Return the count of lines in the records that include the string "localhost", and nothing besides it.

Records from a dataset
┌──

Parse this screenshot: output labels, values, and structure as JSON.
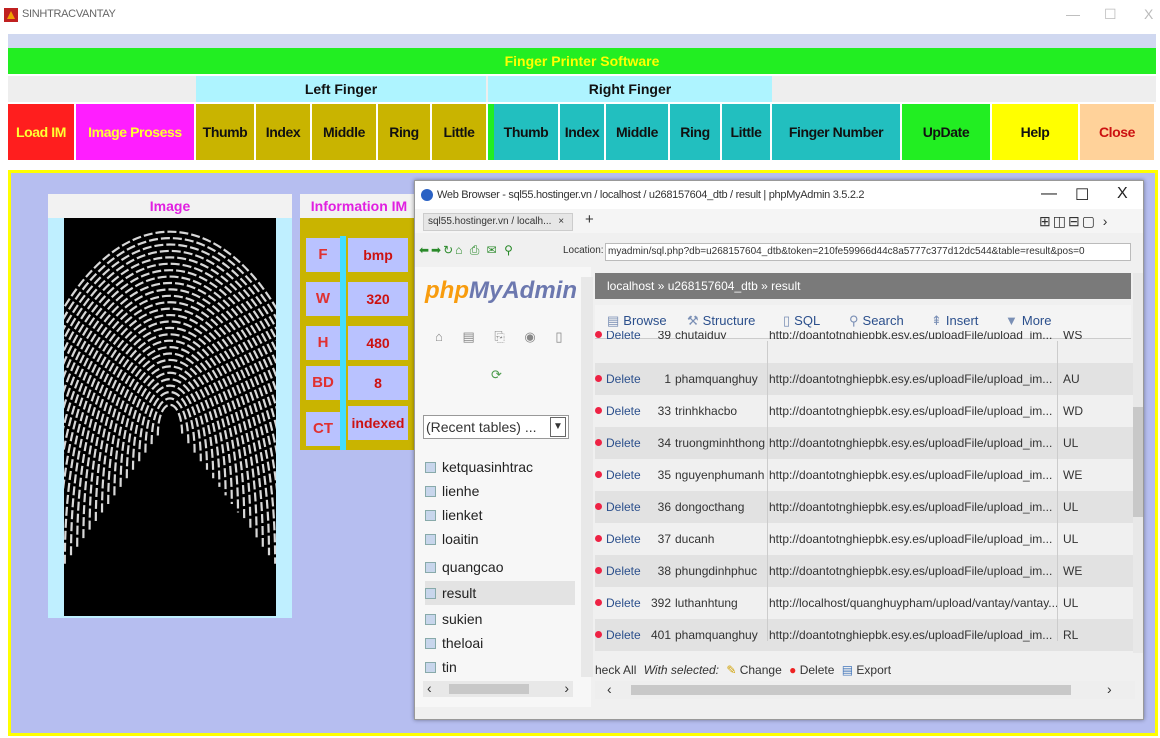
{
  "app": {
    "title": "SINHTRACVANTAY",
    "window_controls": [
      "—",
      "☐",
      "X"
    ]
  },
  "banner": "Finger Printer Software",
  "groups": {
    "left": "Left Finger",
    "right": "Right Finger"
  },
  "toolbar": {
    "load": "Load IM",
    "process": "Image Prosess",
    "left": [
      "Thumb",
      "Index",
      "Middle",
      "Ring",
      "Little"
    ],
    "right": [
      "Thumb",
      "Index",
      "Middle",
      "Ring",
      "Little"
    ],
    "finger_number": "Finger Number",
    "update": "UpDate",
    "help": "Help",
    "close": "Close"
  },
  "colors": {
    "banner_bg": "#22ee22",
    "banner_text": "#ffff00",
    "load_bg": "#ff1e1e",
    "process_bg": "#ff1eff",
    "left_btn_bg": "#c9b400",
    "right_btn_bg": "#22bfbf",
    "finger_number_bg": "#22bfbf",
    "update_bg": "#22ee22",
    "help_bg": "#ffff00",
    "close_bg": "#ffd29a",
    "main_bg": "#b6bef0"
  },
  "image_panel": {
    "header": "Image"
  },
  "info_panel": {
    "header": "Information IM",
    "rows": [
      {
        "key": "F",
        "value": "bmp"
      },
      {
        "key": "W",
        "value": "320"
      },
      {
        "key": "H",
        "value": "480"
      },
      {
        "key": "BD",
        "value": "8"
      },
      {
        "key": "CT",
        "value": "indexed"
      }
    ]
  },
  "browser": {
    "title": "Web Browser - sql55.hostinger.vn / localhost / u268157604_dtb / result | phpMyAdmin 3.5.2.2",
    "tab": "sql55.hostinger.vn / localh...",
    "tab_close": "×",
    "add_tab": "+",
    "location_label": "Location:",
    "location": "myadmin/sql.php?db=u268157604_dtb&token=210fe59966d44c8a5777c377d12dc544&table=result&pos=0",
    "controls": [
      "—",
      "☐",
      "X"
    ]
  },
  "pma": {
    "logo_php": "php",
    "logo_myadmin": "MyAdmin",
    "recent": "(Recent tables) ...",
    "tables": [
      "ketquasinhtrac",
      "lienhe",
      "lienket",
      "loaitin",
      "quangcao",
      "result",
      "sukien",
      "theloai",
      "tin"
    ],
    "selected_table": "result",
    "breadcrumb": "localhost » u268157604_dtb » result",
    "tabs": [
      "Browse",
      "Structure",
      "SQL",
      "Search",
      "Insert",
      "More"
    ],
    "rows": [
      {
        "action": "Delete",
        "id": "39",
        "name": "chutaiduy",
        "url": "http://doantotnghiepbk.esy.es/uploadFile/upload_im...",
        "code": "WS"
      },
      {
        "action": "Delete",
        "id": "1",
        "name": "phamquanghuy",
        "url": "http://doantotnghiepbk.esy.es/uploadFile/upload_im...",
        "code": "AU"
      },
      {
        "action": "Delete",
        "id": "33",
        "name": "trinhkhacbo",
        "url": "http://doantotnghiepbk.esy.es/uploadFile/upload_im...",
        "code": "WD"
      },
      {
        "action": "Delete",
        "id": "34",
        "name": "truongminhthong",
        "url": "http://doantotnghiepbk.esy.es/uploadFile/upload_im...",
        "code": "UL"
      },
      {
        "action": "Delete",
        "id": "35",
        "name": "nguyenphumanh",
        "url": "http://doantotnghiepbk.esy.es/uploadFile/upload_im...",
        "code": "WE"
      },
      {
        "action": "Delete",
        "id": "36",
        "name": "dongocthang",
        "url": "http://doantotnghiepbk.esy.es/uploadFile/upload_im...",
        "code": "UL"
      },
      {
        "action": "Delete",
        "id": "37",
        "name": "ducanh",
        "url": "http://doantotnghiepbk.esy.es/uploadFile/upload_im...",
        "code": "UL"
      },
      {
        "action": "Delete",
        "id": "38",
        "name": "phungdinhphuc",
        "url": "http://doantotnghiepbk.esy.es/uploadFile/upload_im...",
        "code": "WE"
      },
      {
        "action": "Delete",
        "id": "392",
        "name": "luthanhtung",
        "url": "http://localhost/quanghuypham/upload/vantay/vantay...",
        "code": "UL"
      },
      {
        "action": "Delete",
        "id": "401",
        "name": "phamquanghuy",
        "url": "http://doantotnghiepbk.esy.es/uploadFile/upload_im...",
        "code": "RL"
      }
    ],
    "bottom": {
      "check_all": "heck All",
      "with_selected": "With selected:",
      "change": "Change",
      "delete": "Delete",
      "export": "Export"
    }
  }
}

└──

_RESPONSE BOX:_
3